Work out how many lines of the data hold the string "this", and reply with that number alone.
* * *
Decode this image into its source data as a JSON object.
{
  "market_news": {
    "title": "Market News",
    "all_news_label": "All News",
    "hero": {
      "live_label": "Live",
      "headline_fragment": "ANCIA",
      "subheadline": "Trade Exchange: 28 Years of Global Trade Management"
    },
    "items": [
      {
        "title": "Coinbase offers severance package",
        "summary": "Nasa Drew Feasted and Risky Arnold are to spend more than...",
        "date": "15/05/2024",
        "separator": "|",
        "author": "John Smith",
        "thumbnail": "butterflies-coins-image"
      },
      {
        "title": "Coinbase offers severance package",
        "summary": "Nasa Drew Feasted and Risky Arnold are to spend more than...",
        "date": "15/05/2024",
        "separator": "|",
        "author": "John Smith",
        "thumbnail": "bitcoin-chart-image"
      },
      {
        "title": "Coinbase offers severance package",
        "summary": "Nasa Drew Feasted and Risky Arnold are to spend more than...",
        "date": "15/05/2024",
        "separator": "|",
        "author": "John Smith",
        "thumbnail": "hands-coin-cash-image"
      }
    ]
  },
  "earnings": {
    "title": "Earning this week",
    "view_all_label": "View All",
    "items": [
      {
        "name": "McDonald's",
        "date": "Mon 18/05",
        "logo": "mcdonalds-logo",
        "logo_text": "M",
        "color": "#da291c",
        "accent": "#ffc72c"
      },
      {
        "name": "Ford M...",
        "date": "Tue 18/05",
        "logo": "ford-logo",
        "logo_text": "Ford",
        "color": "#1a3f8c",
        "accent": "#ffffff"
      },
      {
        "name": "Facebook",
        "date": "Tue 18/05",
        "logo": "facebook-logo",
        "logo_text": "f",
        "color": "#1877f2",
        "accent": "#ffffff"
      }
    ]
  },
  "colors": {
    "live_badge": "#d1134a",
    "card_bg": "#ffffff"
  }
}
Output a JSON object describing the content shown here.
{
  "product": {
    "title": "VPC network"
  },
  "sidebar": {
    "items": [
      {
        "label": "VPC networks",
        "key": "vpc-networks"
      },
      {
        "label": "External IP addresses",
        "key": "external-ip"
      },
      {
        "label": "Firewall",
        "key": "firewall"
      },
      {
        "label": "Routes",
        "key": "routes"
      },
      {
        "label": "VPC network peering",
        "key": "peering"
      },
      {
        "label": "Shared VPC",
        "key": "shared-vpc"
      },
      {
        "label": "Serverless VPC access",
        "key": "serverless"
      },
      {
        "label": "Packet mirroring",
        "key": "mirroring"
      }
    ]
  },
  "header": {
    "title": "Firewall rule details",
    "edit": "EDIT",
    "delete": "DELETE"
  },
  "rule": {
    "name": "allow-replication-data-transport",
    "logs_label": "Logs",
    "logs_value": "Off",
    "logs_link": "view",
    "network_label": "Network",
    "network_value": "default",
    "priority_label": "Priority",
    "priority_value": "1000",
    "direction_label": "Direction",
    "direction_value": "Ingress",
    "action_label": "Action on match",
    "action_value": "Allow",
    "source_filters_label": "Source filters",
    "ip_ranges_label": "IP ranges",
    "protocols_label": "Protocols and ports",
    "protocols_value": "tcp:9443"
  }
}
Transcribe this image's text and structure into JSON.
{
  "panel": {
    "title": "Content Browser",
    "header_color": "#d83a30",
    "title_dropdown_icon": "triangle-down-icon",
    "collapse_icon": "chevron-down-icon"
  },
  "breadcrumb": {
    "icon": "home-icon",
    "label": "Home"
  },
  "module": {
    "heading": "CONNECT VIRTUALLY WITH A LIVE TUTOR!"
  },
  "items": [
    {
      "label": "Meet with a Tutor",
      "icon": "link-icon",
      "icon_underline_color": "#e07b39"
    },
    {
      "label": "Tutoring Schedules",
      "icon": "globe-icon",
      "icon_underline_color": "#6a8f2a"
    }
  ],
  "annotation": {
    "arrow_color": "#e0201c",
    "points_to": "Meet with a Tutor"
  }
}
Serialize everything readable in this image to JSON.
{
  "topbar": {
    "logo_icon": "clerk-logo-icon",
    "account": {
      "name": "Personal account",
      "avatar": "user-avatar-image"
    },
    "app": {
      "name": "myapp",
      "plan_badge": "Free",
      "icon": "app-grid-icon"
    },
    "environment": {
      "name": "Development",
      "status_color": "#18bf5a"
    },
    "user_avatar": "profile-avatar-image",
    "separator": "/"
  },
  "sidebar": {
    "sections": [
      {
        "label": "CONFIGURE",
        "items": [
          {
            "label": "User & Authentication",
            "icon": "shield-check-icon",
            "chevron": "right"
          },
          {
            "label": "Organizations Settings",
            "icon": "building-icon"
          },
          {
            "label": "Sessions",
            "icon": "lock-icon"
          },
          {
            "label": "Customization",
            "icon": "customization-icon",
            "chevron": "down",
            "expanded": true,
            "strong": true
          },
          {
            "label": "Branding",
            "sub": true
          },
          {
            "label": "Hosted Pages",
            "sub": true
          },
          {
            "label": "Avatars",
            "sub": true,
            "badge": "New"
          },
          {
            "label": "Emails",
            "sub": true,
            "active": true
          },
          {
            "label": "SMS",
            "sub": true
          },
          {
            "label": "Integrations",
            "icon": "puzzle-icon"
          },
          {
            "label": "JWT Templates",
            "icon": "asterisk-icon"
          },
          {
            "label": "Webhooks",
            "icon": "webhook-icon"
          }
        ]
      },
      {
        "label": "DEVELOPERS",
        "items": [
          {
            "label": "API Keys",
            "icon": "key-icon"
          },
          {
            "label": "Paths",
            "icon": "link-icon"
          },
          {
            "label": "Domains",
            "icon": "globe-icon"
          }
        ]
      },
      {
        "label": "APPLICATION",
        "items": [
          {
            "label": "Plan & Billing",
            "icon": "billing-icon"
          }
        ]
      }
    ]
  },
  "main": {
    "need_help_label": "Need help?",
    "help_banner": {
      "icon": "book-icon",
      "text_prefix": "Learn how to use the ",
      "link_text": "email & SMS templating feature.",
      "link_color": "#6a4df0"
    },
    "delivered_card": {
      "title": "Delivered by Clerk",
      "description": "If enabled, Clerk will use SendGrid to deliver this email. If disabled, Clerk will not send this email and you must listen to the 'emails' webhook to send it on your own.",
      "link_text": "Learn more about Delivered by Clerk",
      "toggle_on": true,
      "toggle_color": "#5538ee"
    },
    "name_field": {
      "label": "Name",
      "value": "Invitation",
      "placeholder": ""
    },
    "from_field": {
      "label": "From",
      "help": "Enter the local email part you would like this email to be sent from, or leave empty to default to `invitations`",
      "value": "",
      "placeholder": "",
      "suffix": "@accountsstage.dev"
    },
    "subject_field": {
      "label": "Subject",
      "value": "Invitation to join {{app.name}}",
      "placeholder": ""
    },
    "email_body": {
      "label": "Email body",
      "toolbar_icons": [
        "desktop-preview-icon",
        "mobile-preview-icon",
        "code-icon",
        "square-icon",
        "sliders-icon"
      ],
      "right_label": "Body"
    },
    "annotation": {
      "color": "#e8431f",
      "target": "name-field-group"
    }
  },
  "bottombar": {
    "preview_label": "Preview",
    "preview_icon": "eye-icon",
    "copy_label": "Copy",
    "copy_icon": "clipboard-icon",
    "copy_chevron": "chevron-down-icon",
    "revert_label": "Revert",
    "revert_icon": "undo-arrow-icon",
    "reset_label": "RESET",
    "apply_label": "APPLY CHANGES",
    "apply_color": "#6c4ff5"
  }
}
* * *
# [Exercise solution]
6